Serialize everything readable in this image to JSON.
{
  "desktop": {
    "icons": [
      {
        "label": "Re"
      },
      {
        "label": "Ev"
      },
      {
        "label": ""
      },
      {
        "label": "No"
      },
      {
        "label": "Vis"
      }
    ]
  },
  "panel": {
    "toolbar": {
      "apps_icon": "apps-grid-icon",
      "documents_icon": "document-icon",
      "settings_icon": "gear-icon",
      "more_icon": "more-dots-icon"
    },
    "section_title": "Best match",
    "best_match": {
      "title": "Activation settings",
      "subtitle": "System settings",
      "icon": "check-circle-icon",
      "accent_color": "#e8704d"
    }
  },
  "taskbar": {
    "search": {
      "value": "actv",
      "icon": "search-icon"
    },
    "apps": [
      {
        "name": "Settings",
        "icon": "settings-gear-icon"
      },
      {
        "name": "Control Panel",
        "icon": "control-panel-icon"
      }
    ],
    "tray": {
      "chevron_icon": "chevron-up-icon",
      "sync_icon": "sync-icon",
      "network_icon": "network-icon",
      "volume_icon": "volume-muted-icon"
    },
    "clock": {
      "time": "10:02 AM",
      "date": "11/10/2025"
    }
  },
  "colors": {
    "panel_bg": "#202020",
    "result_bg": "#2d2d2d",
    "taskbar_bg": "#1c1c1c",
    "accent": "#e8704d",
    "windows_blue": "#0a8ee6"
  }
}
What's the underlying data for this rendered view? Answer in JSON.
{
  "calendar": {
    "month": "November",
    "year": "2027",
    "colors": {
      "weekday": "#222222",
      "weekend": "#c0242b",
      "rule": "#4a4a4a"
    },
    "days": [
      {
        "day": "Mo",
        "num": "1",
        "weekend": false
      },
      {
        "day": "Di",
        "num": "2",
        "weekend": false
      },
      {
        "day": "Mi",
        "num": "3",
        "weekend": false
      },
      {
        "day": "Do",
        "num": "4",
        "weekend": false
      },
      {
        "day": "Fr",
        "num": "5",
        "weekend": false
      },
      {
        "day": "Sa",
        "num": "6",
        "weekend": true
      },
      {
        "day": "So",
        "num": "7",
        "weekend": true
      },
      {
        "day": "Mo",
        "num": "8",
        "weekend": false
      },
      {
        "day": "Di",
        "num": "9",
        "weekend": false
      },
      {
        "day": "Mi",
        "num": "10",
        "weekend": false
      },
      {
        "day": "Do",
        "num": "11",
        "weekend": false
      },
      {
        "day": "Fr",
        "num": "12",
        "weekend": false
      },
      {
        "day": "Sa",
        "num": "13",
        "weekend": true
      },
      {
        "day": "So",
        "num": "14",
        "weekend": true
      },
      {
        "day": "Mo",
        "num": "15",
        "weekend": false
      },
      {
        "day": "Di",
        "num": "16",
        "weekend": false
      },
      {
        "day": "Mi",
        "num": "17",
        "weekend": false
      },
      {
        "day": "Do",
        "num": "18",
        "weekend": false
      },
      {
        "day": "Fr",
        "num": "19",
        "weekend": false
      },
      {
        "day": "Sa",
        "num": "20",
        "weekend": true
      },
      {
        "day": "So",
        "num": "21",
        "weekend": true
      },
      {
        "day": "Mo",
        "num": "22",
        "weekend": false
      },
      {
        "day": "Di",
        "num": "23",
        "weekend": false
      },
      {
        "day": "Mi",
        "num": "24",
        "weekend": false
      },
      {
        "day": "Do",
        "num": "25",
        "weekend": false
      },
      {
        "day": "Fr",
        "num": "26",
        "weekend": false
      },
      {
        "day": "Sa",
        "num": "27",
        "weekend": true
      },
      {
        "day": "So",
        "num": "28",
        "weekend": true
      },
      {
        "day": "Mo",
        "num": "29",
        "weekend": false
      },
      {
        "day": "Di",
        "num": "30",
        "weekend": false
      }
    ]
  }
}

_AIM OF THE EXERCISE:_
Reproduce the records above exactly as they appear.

_SOLUTION BELOW:_
Serialize everything readable in this image to JSON.
{
  "desktop": {
    "icons": [
      {
        "label": "Re"
      },
      {
        "label": "Ev"
      },
      {
        "label": ""
      },
      {
        "label": "No"
      },
      {
        "label": "Vis"
      }
    ]
  },
  "panel": {
    "toolbar": {
      "apps_icon": "apps-grid-icon",
      "documents_icon": "document-icon",
      "settings_icon": "gear-icon",
      "more_icon": "more-dots-icon"
    },
    "section_title": "Best match",
    "best_match": {
      "title": "Activation settings",
      "subtitle": "System settings",
      "icon": "check-circle-icon",
      "accent_color": "#e8704d"
    }
  },
  "taskbar": {
    "search": {
      "value": "actv",
      "icon": "search-icon"
    },
    "apps": [
      {
        "name": "Settings",
        "icon": "settings-gear-icon"
      },
      {
        "name": "Control Panel",
        "icon": "control-panel-icon"
      }
    ],
    "tray": {
      "chevron_icon": "chevron-up-icon",
      "sync_icon": "sync-icon",
      "network_icon": "network-icon",
      "volume_icon": "volume-muted-icon"
    },
    "clock": {
      "time": "10:02 AM",
      "date": "11/10/2025"
    }
  },
  "colors": {
    "panel_bg": "#202020",
    "result_bg": "#2d2d2d",
    "taskbar_bg": "#1c1c1c",
    "accent": "#e8704d",
    "windows_blue": "#0a8ee6"
  }
}
What's the underlying data for this rendered view? Answer in JSON.
{
  "calendar": {
    "month": "November",
    "year": "2027",
    "colors": {
      "weekday": "#222222",
      "weekend": "#c0242b",
      "rule": "#4a4a4a"
    },
    "days": [
      {
        "day": "Mo",
        "num": "1",
        "weekend": false
      },
      {
        "day": "Di",
        "num": "2",
        "weekend": false
      },
      {
        "day": "Mi",
        "num": "3",
        "weekend": false
      },
      {
        "day": "Do",
        "num": "4",
        "weekend": false
      },
      {
        "day": "Fr",
        "num": "5",
        "weekend": false
      },
      {
        "day": "Sa",
        "num": "6",
        "weekend": true
      },
      {
        "day": "So",
        "num": "7",
        "weekend": true
      },
      {
        "day": "Mo",
        "num": "8",
        "weekend": false
      },
      {
        "day": "Di",
        "num": "9",
        "weekend": false
      },
      {
        "day": "Mi",
        "num": "10",
        "weekend": false
      },
      {
        "day": "Do",
        "num": "11",
        "weekend": false
      },
      {
        "day": "Fr",
        "num": "12",
        "weekend": false
      },
      {
        "day": "Sa",
        "num": "13",
        "weekend": true
      },
      {
        "day": "So",
        "num": "14",
        "weekend": true
      },
      {
        "day": "Mo",
        "num": "15",
        "weekend": false
      },
      {
        "day": "Di",
        "num": "16",
        "weekend": false
      },
      {
        "day": "Mi",
        "num": "17",
        "weekend": false
      },
      {
        "day": "Do",
        "num": "18",
        "weekend": false
      },
      {
        "day": "Fr",
        "num": "19",
        "weekend": false
      },
      {
        "day": "Sa",
        "num": "20",
        "weekend": true
      },
      {
        "day": "So",
        "num": "21",
        "weekend": true
      },
      {
        "day": "Mo",
        "num": "22",
        "weekend": false
      },
      {
        "day": "Di",
        "num": "23",
        "weekend": false
      },
      {
        "day": "Mi",
        "num": "24",
        "weekend": false
      },
      {
        "day": "Do",
        "num": "25",
        "weekend": false
      },
      {
        "day": "Fr",
        "num": "26",
        "weekend": false
      },
      {
        "day": "Sa",
        "num": "27",
        "weekend": true
      },
      {
        "day": "So",
        "num": "28",
        "weekend": true
      },
      {
        "day": "Mo",
        "num": "29",
        "weekend": false
      },
      {
        "day": "Di",
        "num": "30",
        "weekend": false
      }
    ]
  }
}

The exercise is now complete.